Problem statement: Check each line of the records below for the word "kind" and copy those where it appears.

____________

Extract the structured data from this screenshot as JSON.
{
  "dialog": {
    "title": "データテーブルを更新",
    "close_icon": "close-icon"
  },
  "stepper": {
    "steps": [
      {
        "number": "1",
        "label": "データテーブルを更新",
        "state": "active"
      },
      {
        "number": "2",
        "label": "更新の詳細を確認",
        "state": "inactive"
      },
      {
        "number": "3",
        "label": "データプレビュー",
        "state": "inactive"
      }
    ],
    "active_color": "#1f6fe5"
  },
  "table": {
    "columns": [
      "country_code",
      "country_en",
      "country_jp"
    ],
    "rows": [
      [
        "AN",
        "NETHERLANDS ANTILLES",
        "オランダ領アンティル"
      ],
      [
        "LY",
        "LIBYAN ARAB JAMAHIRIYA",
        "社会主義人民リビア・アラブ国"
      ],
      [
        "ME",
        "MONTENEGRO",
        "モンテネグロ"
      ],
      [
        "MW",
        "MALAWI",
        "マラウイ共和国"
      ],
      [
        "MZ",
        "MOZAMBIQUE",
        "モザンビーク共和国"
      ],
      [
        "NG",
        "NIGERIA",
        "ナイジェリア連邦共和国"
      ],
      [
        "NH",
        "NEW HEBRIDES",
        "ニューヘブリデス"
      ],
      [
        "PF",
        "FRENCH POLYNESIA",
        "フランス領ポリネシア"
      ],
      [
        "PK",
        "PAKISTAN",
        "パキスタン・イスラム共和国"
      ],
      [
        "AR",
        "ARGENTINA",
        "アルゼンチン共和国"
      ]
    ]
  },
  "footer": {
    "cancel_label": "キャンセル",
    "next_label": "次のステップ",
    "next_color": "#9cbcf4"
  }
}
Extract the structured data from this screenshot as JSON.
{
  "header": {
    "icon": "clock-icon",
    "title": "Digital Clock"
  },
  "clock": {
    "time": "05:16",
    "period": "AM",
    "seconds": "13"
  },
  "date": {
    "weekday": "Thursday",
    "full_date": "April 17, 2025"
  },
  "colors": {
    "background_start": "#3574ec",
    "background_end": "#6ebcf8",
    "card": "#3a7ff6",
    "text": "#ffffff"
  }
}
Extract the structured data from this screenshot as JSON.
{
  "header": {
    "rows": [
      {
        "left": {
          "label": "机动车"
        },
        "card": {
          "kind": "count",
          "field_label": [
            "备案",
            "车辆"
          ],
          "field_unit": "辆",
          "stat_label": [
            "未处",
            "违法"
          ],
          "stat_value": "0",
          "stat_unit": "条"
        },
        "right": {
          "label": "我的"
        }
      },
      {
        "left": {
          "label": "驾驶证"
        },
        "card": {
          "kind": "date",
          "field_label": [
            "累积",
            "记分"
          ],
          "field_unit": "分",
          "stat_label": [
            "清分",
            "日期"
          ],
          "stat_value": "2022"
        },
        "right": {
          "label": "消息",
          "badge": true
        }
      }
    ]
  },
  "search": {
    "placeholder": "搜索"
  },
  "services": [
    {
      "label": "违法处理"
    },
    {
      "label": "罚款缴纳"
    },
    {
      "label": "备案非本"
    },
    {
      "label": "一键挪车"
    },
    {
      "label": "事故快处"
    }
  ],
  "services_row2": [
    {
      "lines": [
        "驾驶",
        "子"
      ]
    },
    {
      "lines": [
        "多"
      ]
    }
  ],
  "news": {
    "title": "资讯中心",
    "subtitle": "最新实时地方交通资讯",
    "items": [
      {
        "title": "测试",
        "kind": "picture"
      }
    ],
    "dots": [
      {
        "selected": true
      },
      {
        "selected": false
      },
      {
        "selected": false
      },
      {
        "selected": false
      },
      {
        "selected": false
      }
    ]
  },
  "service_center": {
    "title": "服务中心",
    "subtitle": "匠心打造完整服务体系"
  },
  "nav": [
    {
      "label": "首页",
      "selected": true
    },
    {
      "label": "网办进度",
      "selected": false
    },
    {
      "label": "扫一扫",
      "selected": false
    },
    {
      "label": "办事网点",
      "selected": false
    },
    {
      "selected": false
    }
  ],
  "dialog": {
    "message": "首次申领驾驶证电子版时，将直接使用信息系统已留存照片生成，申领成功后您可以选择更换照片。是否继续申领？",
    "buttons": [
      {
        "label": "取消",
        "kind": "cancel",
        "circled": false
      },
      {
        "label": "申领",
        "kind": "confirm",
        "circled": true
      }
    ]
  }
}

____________

Response:
          "kind": "count",
          "kind": "date",
        "kind": "picture"
        "kind": "cancel",
        "kind": "confirm",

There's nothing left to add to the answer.